▶ _Problem requirements_: Restate the records that follow word for word; no pictures should appear.

▶ _Records provided_:
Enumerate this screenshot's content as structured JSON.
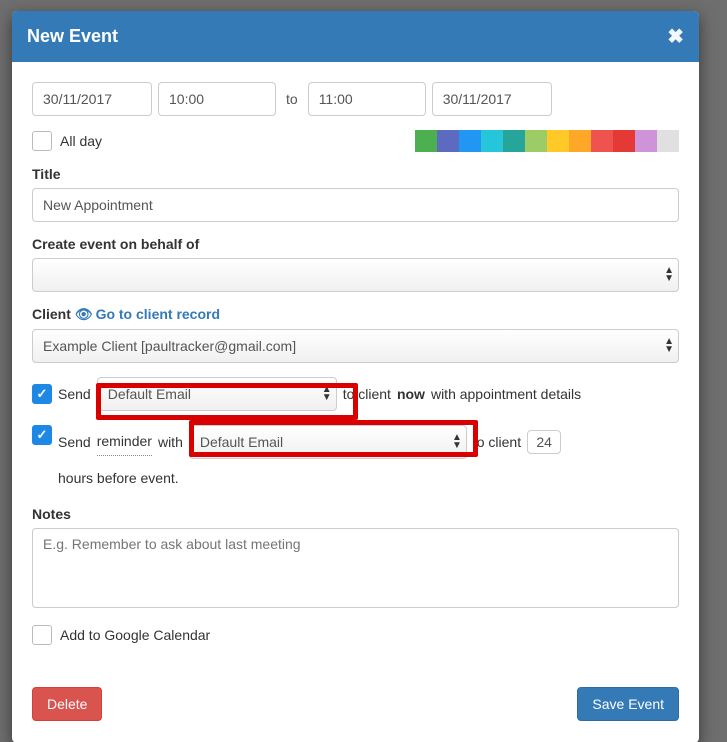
{
  "header": {
    "title": "New Event"
  },
  "datetime": {
    "start_date": "30/11/2017",
    "start_time": "10:00",
    "to_label": "to",
    "end_time": "11:00",
    "end_date": "30/11/2017"
  },
  "allday": {
    "label": "All day",
    "checked": false
  },
  "colors": [
    "#4caf50",
    "#5c6bc0",
    "#2196f3",
    "#26c6da",
    "#26a69a",
    "#9ccc65",
    "#ffca28",
    "#ffa726",
    "#ef5350",
    "#e53935",
    "#ce93d8",
    "#e0e0e0"
  ],
  "title_field": {
    "label": "Title",
    "value": "New Appointment"
  },
  "behalf": {
    "label": "Create event on behalf of",
    "value": ""
  },
  "client": {
    "label": "Client",
    "link_text": "Go to client record",
    "value": "Example Client [paultracker@gmail.com]"
  },
  "send_now": {
    "checked": true,
    "pre": "Send",
    "template": "Default Email",
    "mid": "to client",
    "now_word": "now",
    "post": "with appointment details"
  },
  "reminder": {
    "checked": true,
    "pre": "Send",
    "reminder_word": "reminder",
    "with_word": "with",
    "template": "Default Email",
    "to_client": "to client",
    "hours": "24",
    "hours_after": "hours before event."
  },
  "notes": {
    "label": "Notes",
    "placeholder": "E.g. Remember to ask about last meeting"
  },
  "google": {
    "label": "Add to Google Calendar",
    "checked": false
  },
  "footer": {
    "delete": "Delete",
    "save": "Save Event"
  }
}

▶ _Result of the exercise_:
Enumerate this screenshot's content as structured JSON.
{
  "header": {
    "title": "New Event"
  },
  "datetime": {
    "start_date": "30/11/2017",
    "start_time": "10:00",
    "to_label": "to",
    "end_time": "11:00",
    "end_date": "30/11/2017"
  },
  "allday": {
    "label": "All day",
    "checked": false
  },
  "colors": [
    "#4caf50",
    "#5c6bc0",
    "#2196f3",
    "#26c6da",
    "#26a69a",
    "#9ccc65",
    "#ffca28",
    "#ffa726",
    "#ef5350",
    "#e53935",
    "#ce93d8",
    "#e0e0e0"
  ],
  "title_field": {
    "label": "Title",
    "value": "New Appointment"
  },
  "behalf": {
    "label": "Create event on behalf of",
    "value": ""
  },
  "client": {
    "label": "Client",
    "link_text": "Go to client record",
    "value": "Example Client [paultracker@gmail.com]"
  },
  "send_now": {
    "checked": true,
    "pre": "Send",
    "template": "Default Email",
    "mid": "to client",
    "now_word": "now",
    "post": "with appointment details"
  },
  "reminder": {
    "checked": true,
    "pre": "Send",
    "reminder_word": "reminder",
    "with_word": "with",
    "template": "Default Email",
    "to_client": "to client",
    "hours": "24",
    "hours_after": "hours before event."
  },
  "notes": {
    "label": "Notes",
    "placeholder": "E.g. Remember to ask about last meeting"
  },
  "google": {
    "label": "Add to Google Calendar",
    "checked": false
  },
  "footer": {
    "delete": "Delete",
    "save": "Save Event"
  }
}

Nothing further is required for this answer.